Software is that part of a computer system that adapts the machinery to various different uses. For instance, with the same computer, but different software, you could play a game, compute your taxes, write a letter or a book, or obtain answers to your questions about dating.

I then explained to her that it’s unfortunate that early in the history of computers this function was given the name “software,” in contrast to “hardware.” What it should have been called was “flexibleware.”

Unfortunately the term “soft” has been interpreted by many to mean “easy,” which is exactly wrong. Don't be fooled. 
What we call “hardware” should have been called “easyware,” and what we call “software” could then have been appropriately called “difficultware.”

Monday, December 25, 2017

Unnecessary Code

We were asked, "How can I tell if my code does extra unnecessary work?"
To answer this question well, I’d need to know what you mean by “unnecessary.” Not knowing your meaning, I’ll just mention one kind of code I would consider unnecessary: code that makes your program run slower than necessary but can be replaced with faster code.

To rid your program of such unnecessary code, start by timing the program’s operations. If it’s fast enough, then you’re done. You have no unnecessary code of this type.

If it’s not fast enough, then you’ll want to run a profiler that shows where the time is being spent. Then you search those areas (there can be only one that consumes more than half the time) and work it over, looking first at the design.

There’s one situation I’ve encountered where this approach can bring you trouble. Code that’s fast enough with some sets of data may be unreasonably slow with other sets. The most frequent case of this kind is when the algorithm’s time grows non-linearly with the size of the data. To prevent this kind of unnecessary code, you must do your performance testing with (possibly artificially) large data sets.

Paradoxically, though, some algorithms are faster with large data sets than small ones.

Here’s a striking example: My wife, Dani, wanted to generate tests in her large Anthropology class. She wanted to give all students the same test, but she wanted the questions for each student to be given in a random order, to prevent cheating by peeking. She gave 20 questions to a programmer who said he already had a program that would do that job. The program, however, seemed to fall into an unending loop. Closer examination eventually showed that it wasn't an infinite loop, but would have finally ended about the same time the Sun ran out of hydrogen to burn.

Here’s what happened: The program was originally built to select random test questions from a large (500+ questions) data base. The algorithm would construct a test candidate by choosing, say, twenty questions at random, then checking the twenty to see if there were any duplicates among those chosen. If there were duplicates, the program would discard that test candidate and construct another.

With a 500 question data base, there was very little chance that twenty questions chosen at random would contain a duplicate. It could happen, but throwing out a few test candidates didn’t materially affect performance. But, when the data base had only twenty questions, and all Dani wanted was to randomize the order of the questions, the situation was quite different.
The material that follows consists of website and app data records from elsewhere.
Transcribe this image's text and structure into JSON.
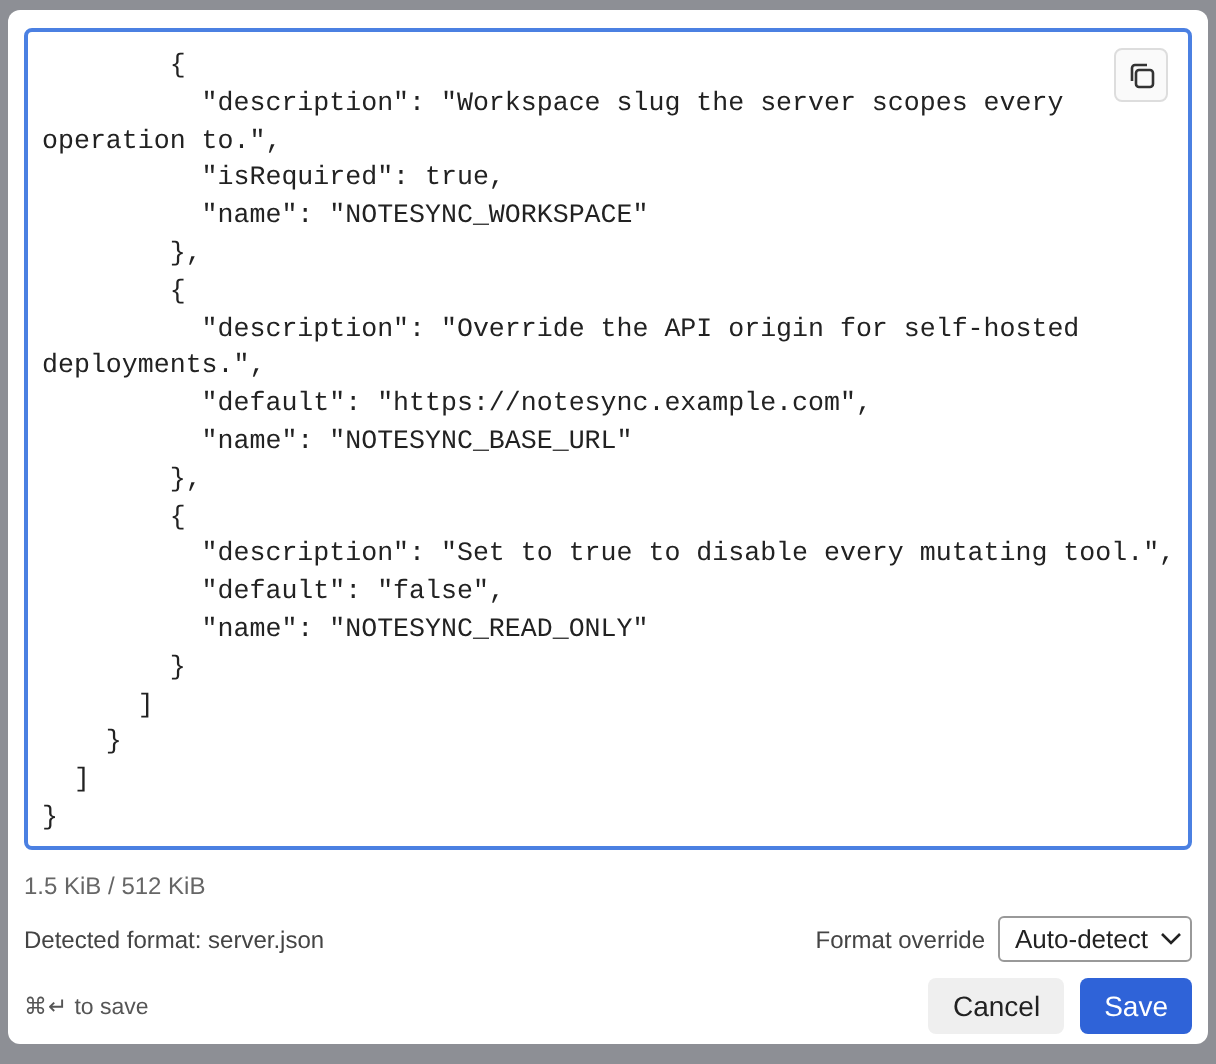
{
  "editor": {
    "lines": [
      "        {",
      "          \"description\": \"Workspace slug the server scopes every",
      "operation to.\",",
      "          \"isRequired\": true,",
      "          \"name\": \"NOTESYNC_WORKSPACE\"",
      "        },",
      "        {",
      "          \"description\": \"Override the API origin for self-hosted",
      "deployments.\",",
      "          \"default\": \"https://notesync.example.com\",",
      "          \"name\": \"NOTESYNC_BASE_URL\"",
      "        },",
      "        {",
      "          \"description\": \"Set to true to disable every mutating tool.\",",
      "          \"default\": \"false\",",
      "          \"name\": \"NOTESYNC_READ_ONLY\"",
      "        }",
      "      ]",
      "    }",
      "  ]",
      "}"
    ]
  },
  "size": "1.5 KiB / 512 KiB",
  "detected_format": "Detected format: server.json",
  "format_override": {
    "label": "Format override",
    "value": "Auto-detect"
  },
  "hint": "⌘↵ to save",
  "buttons": [
    {
      "kind": "secondary",
      "label": "Cancel"
    },
    {
      "kind": "primary",
      "label": "Save"
    }
  ]
}
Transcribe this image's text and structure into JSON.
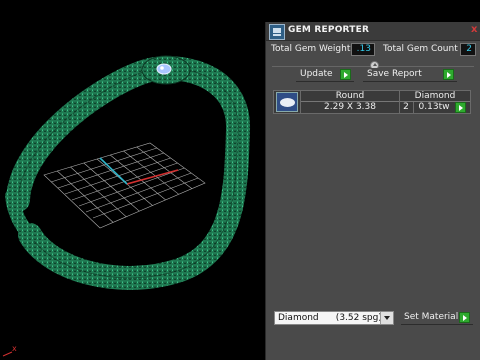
{
  "panel": {
    "title": "GEM REPORTER",
    "close_glyph": "x",
    "icon": "gem-reporter-app-icon",
    "total_weight_label": "Total Gem Weight",
    "total_weight_value": ".13",
    "total_count_label": "Total Gem Count",
    "total_count_value": "2",
    "update_label": "Update",
    "save_report_label": "Save Report"
  },
  "gem_table": {
    "headers": {
      "shape": "Round",
      "material": "Diamond"
    },
    "rows": [
      {
        "size": "2.29 X 3.38",
        "count": "2",
        "weight": "0.13tw",
        "thumbnail": "round-gem-icon"
      }
    ]
  },
  "material": {
    "selected": "Diamond      (3.52 spg)",
    "set_label": "Set Material"
  },
  "viewport": {
    "axis_label": "x",
    "colors": {
      "snake": "#1e8a5c",
      "grid": "#cfcfcf",
      "axis_x": "#d23030",
      "axis_y": "#2fb3c8",
      "eye": "#a9c6ff"
    }
  }
}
Choosing twenty from twenty at random (with replacement) was VERY likely to produce duplicates, so virtually every candidate was discarded, but the program just ground away, trying to find that rare set of twenty without duplicates.

As an exercise, you might want to figure out the probability of a non-duplicate set of twenty. Indeed, that’s an outstanding way to eliminate unnecessary code: by analyzing your algorithm before coding it.

Over the years, I’ve seen many other things you might consider unnecessary, but which do no harm except to the reputation of the programmer. For example:
* Setting a value that’s already set.
* Sorting a table that’s already sorted.
* Testing a variable that can have only one value.

These redundancies are found by reading the program, and may be important for another reason besides performance. Such idiotic pieces of code may be indications that the code was written carelessly, or perhaps modified by someone without full understanding. In such cases, there’s quite likely to be an error nearby, so don’t just ignore them.